▶ WHAT IS EXPECTED: Each entry shown below is to be reproduced exactly.

(Recorded data)
-=-=-

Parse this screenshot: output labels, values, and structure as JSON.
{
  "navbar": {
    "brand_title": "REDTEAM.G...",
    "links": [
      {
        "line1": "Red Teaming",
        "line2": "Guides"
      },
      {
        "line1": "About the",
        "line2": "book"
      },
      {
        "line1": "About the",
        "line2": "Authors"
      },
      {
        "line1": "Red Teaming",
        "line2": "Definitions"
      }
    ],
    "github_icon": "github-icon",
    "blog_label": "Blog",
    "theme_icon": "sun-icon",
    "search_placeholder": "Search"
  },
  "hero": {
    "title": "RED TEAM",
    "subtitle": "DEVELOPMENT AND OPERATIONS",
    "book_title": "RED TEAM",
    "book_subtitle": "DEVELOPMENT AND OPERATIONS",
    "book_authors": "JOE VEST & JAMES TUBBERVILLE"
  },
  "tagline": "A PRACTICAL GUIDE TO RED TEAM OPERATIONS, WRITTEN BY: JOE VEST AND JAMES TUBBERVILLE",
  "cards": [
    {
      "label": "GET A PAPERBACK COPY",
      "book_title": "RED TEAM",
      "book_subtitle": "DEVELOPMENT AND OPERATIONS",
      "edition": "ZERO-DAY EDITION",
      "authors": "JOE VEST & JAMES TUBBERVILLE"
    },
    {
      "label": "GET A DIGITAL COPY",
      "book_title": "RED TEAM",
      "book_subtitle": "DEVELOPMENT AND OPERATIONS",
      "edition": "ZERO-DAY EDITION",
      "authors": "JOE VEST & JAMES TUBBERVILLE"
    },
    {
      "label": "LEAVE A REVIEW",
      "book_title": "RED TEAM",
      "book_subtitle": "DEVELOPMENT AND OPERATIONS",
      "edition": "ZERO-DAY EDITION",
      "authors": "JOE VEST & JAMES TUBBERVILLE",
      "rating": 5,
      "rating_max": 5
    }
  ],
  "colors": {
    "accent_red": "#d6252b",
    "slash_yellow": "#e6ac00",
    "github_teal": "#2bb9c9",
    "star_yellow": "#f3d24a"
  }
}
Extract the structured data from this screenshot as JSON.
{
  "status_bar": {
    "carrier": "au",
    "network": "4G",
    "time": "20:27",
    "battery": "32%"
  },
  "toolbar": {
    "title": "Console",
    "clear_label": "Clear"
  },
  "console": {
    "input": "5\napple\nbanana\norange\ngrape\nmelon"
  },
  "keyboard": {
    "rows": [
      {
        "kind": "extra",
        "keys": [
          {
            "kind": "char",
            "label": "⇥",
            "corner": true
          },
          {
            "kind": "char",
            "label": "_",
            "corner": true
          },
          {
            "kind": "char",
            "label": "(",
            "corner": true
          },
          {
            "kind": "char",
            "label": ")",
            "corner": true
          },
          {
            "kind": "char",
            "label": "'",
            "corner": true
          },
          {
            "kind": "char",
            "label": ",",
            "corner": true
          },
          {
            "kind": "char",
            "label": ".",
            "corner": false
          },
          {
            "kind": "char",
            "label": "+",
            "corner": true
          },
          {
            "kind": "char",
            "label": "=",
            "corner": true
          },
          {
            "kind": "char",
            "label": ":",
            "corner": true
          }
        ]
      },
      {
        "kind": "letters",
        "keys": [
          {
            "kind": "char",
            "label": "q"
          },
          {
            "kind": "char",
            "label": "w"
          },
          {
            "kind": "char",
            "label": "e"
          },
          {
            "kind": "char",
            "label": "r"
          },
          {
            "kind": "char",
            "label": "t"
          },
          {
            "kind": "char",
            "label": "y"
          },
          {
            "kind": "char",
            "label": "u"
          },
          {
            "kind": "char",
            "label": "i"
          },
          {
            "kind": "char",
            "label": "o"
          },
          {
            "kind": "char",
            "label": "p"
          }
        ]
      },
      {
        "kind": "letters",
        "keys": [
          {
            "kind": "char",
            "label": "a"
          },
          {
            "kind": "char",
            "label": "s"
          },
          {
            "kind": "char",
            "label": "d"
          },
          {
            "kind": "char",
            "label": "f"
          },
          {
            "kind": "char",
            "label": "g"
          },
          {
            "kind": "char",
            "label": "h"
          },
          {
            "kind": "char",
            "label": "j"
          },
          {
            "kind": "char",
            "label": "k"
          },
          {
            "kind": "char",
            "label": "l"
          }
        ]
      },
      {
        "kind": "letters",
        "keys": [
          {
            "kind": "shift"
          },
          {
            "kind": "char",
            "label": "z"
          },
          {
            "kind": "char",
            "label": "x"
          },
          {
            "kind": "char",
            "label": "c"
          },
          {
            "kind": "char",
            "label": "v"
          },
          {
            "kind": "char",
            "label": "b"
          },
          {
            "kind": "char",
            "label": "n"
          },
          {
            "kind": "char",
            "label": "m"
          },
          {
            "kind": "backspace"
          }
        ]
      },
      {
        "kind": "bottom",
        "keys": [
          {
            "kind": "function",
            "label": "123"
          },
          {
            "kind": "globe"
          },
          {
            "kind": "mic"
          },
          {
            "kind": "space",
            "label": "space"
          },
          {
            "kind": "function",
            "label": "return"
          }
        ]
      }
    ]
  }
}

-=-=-

▶ YOUR RESPONSE:
Parse this screenshot: output labels, values, and structure as JSON.
{
  "navbar": {
    "brand_title": "REDTEAM.G...",
    "links": [
      {
        "line1": "Red Teaming",
        "line2": "Guides"
      },
      {
        "line1": "About the",
        "line2": "book"
      },
      {
        "line1": "About the",
        "line2": "Authors"
      },
      {
        "line1": "Red Teaming",
        "line2": "Definitions"
      }
    ],
    "github_icon": "github-icon",
    "blog_label": "Blog",
    "theme_icon": "sun-icon",
    "search_placeholder": "Search"
  },
  "hero": {
    "title": "RED TEAM",
    "subtitle": "DEVELOPMENT AND OPERATIONS",
    "book_title": "RED TEAM",
    "book_subtitle": "DEVELOPMENT AND OPERATIONS",
    "book_authors": "JOE VEST & JAMES TUBBERVILLE"
  },
  "tagline": "A PRACTICAL GUIDE TO RED TEAM OPERATIONS, WRITTEN BY: JOE VEST AND JAMES TUBBERVILLE",
  "cards": [
    {
      "label": "GET A PAPERBACK COPY",
      "book_title": "RED TEAM",
      "book_subtitle": "DEVELOPMENT AND OPERATIONS",
      "edition": "ZERO-DAY EDITION",
      "authors": "JOE VEST & JAMES TUBBERVILLE"
    },
    {
      "label": "GET A DIGITAL COPY",
      "book_title": "RED TEAM",
      "book_subtitle": "DEVELOPMENT AND OPERATIONS",
      "edition": "ZERO-DAY EDITION",
      "authors": "JOE VEST & JAMES TUBBERVILLE"
    },
    {
      "label": "LEAVE A REVIEW",
      "book_title": "RED TEAM",
      "book_subtitle": "DEVELOPMENT AND OPERATIONS",
      "edition": "ZERO-DAY EDITION",
      "authors": "JOE VEST & JAMES TUBBERVILLE",
      "rating": 5,
      "rating_max": 5
    }
  ],
  "colors": {
    "accent_red": "#d6252b",
    "slash_yellow": "#e6ac00",
    "github_teal": "#2bb9c9",
    "star_yellow": "#f3d24a"
  }
}
Extract the structured data from this screenshot as JSON.
{
  "status_bar": {
    "carrier": "au",
    "network": "4G",
    "time": "20:27",
    "battery": "32%"
  },
  "toolbar": {
    "title": "Console",
    "clear_label": "Clear"
  },
  "console": {
    "input": "5\napple\nbanana\norange\ngrape\nmelon"
  },
  "keyboard": {
    "rows": [
      {
        "kind": "extra",
        "keys": [
          {
            "kind": "char",
            "label": "⇥",
            "corner": true
          },
          {
            "kind": "char",
            "label": "_",
            "corner": true
          },
          {
            "kind": "char",
            "label": "(",
            "corner": true
          },
          {
            "kind": "char",
            "label": ")",
            "corner": true
          },
          {
            "kind": "char",
            "label": "'",
            "corner": true
          },
          {
            "kind": "char",
            "label": ",",
            "corner": true
          },
          {
            "kind": "char",
            "label": ".",
            "corner": false
          },
          {
            "kind": "char",
            "label": "+",
            "corner": true
          },
          {
            "kind": "char",
            "label": "=",
            "corner": true
          },
          {
            "kind": "char",
            "label": ":",
            "corner": true
          }
        ]
      },
      {
        "kind": "letters",
        "keys": [
          {
            "kind": "char",
            "label": "q"
          },
          {
            "kind": "char",
            "label": "w"
          },
          {
            "kind": "char",
            "label": "e"
          },
          {
            "kind": "char",
            "label": "r"
          },
          {
            "kind": "char",
            "label": "t"
          },
          {
            "kind": "char",
            "label": "y"
          },
          {
            "kind": "char",
            "label": "u"
          },
          {
            "kind": "char",
            "label": "i"
          },
          {
            "kind": "char",
            "label": "o"
          },
          {
            "kind": "char",
            "label": "p"
          }
        ]
      },
      {
        "kind": "letters",
        "keys": [
          {
            "kind": "char",
            "label": "a"
          },
          {
            "kind": "char",
            "label": "s"
          },
          {
            "kind": "char",
            "label": "d"
          },
          {
            "kind": "char",
            "label": "f"
          },
          {
            "kind": "char",
            "label": "g"
          },
          {
            "kind": "char",
            "label": "h"
          },
          {
            "kind": "char",
            "label": "j"
          },
          {
            "kind": "char",
            "label": "k"
          },
          {
            "kind": "char",
            "label": "l"
          }
        ]
      },
      {
        "kind": "letters",
        "keys": [
          {
            "kind": "shift"
          },
          {
            "kind": "char",
            "label": "z"
          },
          {
            "kind": "char",
            "label": "x"
          },
          {
            "kind": "char",
            "label": "c"
          },
          {
            "kind": "char",
            "label": "v"
          },
          {
            "kind": "char",
            "label": "b"
          },
          {
            "kind": "char",
            "label": "n"
          },
          {
            "kind": "char",
            "label": "m"
          },
          {
            "kind": "backspace"
          }
        ]
      },
      {
        "kind": "bottom",
        "keys": [
          {
            "kind": "function",
            "label": "123"
          },
          {
            "kind": "globe"
          },
          {
            "kind": "mic"
          },
          {
            "kind": "space",
            "label": "space"
          },
          {
            "kind": "function",
            "label": "return"
          }
        ]
      }
    ]
  }
}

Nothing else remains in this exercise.